After double digit growth rates, China is taking it easy. By Bertel Schmitt, CEO Sinamotive Group (HK) Limited.
When times were good, the big automakers looked at China as a threat. When auto sales plummeted in the U.S., and fell in Europe, automakers looked to China to save their bacon. China won't disappoint. But it can't save them all. Sales figures just released by the China Association of Automobile Manufacturers, say that passenger vehicle sales in China fell for a second month in a row in September. They dropped 1.4% from the same period in the prior year to 552,800 vehicles. There are worries about a demand slowdown.
Still a very healthy rise: 11.4%
Still, sales of passenger vehicles in the January-September period increased by a healthy 11.4% to 5.1 million units. 2007 saw a rise of 21.8%. The September decline in passenger-vehicle sales indicates a full-year sales growth in the single digits. The decline came as a surprise, because September is usually a strong sales month in China, when consumers buy cars ahead of the Golden Week holiday.
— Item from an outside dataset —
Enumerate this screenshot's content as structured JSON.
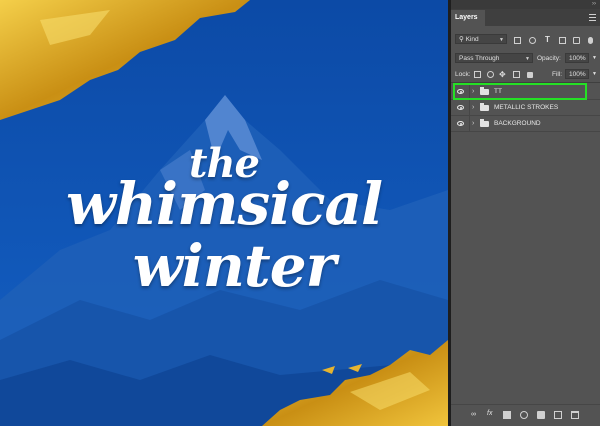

Volkswagen AG was the hero. After so-so sales in prior years, VW sold 772,783 vehicles in China from January to September. This amounts to a 13% rise compared to the same period in the prior year. Volkswagen's Audi luxury brand contributed most. Volkswagen China plans to sell a million cars in 2008, which would translate to an increase of 9.8% from the 910,491 vehicles in the yedar before. According to VW's Finance Director, Volkswagen plans, for the first time in history, to sell more cars in China than in its home market Germany in 2008.
No saturation in sight.
The shift into lower gears doesn't mean that a saturation of the Chinese auto market would be near. China just started when it comes to cars. In 2007, the total number of vehicles in China was 57 million units. That total also counts 14.68 million three-wheeled vehicles and low-speed vans. As it stands, China's vehicle ownership per thousand populations is below 50. The number is 740 in the United States, and more than 500 in Europe. It will take a long time for China to reach saturation. Total world output is 69 million cars per year. Even if the whole world would produce cars for China only, it would take more than ten years to bring China's market to saturation.
Links 1/17/18 -
35 minutes ago